Another blogger revealed to be a relatively normal human being shock!

John Carter Wood

I am sometimes a little suspicious of those with whom I interact in the virtual space of the Interweb. And I’m sure some of them have serious doubts about me. So it’s always reassuring to meet a blogger in the flesh and discover that he or she is a relatively normal human being with all the bits in the right places, and pleasant company in real life.

This is certainly the case with Dr John Carter Wood of “Obscene Desserts”, who I met yesterday for a couple of jars in a pub near Euston Station in London following my union branch meeting*. John is in real life as well as the blogosphere a cultured 30-something flowing with grace, charm, intelligence and wit.

John is an American from Illinois who lives with his German wife Anja in a sleepy town on the banks of the Rhein. Dr Anja Müller-Wood is a hugely successful and tenured professor of English literature at the University of Mainz (grrr!), while her husband works as a research fellow with the Open University.

An historian with a special interest in criminal history, John is in London this week carrying out research at the National Archives in Kew for a new project on serious criminal cases going back to the 18th century. It sounds fascinating, and, from what I was told last night, one can detect in the media reporting of some of these cases the beginnings of British celebrity culture.

So do check out Obscene Desserts, John’s Normblog profile and John and Anja’s other website. There is a not-so-subtle contrast between the styles of these two very intellectual writers, and this contradicts what one might expect from their respective nationalities and genders.

* The highlight of my NUJ branch meeting last night was a slideshow and talk by the celebrated music photographer David Redfern, who has covered the jazz and pop scene since the 1950s.

David showed us a portfolio of pictures from across the decades, and illustrated these with anecdotes of life as a snapper of the stars.
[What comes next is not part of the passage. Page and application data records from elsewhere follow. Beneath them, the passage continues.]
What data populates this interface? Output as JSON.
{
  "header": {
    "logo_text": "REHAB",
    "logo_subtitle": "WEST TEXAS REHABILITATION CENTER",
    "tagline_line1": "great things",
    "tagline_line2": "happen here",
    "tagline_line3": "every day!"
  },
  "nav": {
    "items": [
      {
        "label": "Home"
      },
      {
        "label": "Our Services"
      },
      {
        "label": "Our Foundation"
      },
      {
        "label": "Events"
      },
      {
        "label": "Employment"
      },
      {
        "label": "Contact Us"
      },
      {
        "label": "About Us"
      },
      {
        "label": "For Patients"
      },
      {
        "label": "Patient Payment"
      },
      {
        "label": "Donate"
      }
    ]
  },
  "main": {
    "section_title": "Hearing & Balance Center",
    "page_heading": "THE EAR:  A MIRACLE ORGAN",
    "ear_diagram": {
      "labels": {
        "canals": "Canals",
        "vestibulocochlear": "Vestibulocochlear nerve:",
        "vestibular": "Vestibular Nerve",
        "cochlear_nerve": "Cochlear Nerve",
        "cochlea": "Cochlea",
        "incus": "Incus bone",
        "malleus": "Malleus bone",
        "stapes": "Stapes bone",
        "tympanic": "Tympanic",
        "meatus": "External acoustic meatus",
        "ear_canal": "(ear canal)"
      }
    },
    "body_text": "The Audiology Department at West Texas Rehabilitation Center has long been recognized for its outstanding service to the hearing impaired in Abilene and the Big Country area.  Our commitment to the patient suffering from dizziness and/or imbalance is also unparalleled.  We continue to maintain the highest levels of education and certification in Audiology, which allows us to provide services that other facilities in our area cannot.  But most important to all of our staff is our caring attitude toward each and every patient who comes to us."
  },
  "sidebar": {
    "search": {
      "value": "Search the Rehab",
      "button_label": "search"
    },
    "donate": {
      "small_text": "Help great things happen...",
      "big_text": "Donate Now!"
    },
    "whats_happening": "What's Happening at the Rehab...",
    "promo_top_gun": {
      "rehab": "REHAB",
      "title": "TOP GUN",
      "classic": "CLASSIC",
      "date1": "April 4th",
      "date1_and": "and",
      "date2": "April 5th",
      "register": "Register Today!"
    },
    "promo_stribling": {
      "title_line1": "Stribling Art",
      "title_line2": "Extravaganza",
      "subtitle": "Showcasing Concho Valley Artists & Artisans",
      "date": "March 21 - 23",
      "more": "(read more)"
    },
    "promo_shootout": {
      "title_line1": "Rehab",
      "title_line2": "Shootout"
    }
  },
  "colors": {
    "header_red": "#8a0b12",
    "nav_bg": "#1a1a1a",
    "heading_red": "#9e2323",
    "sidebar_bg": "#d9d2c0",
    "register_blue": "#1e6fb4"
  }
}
What comes through strongly in David’s very naturalistic, flash-free pictures of the jazz greats is how warm and generous they were/are as people. This is in stark contrast to the egomaniacal pop stars of today.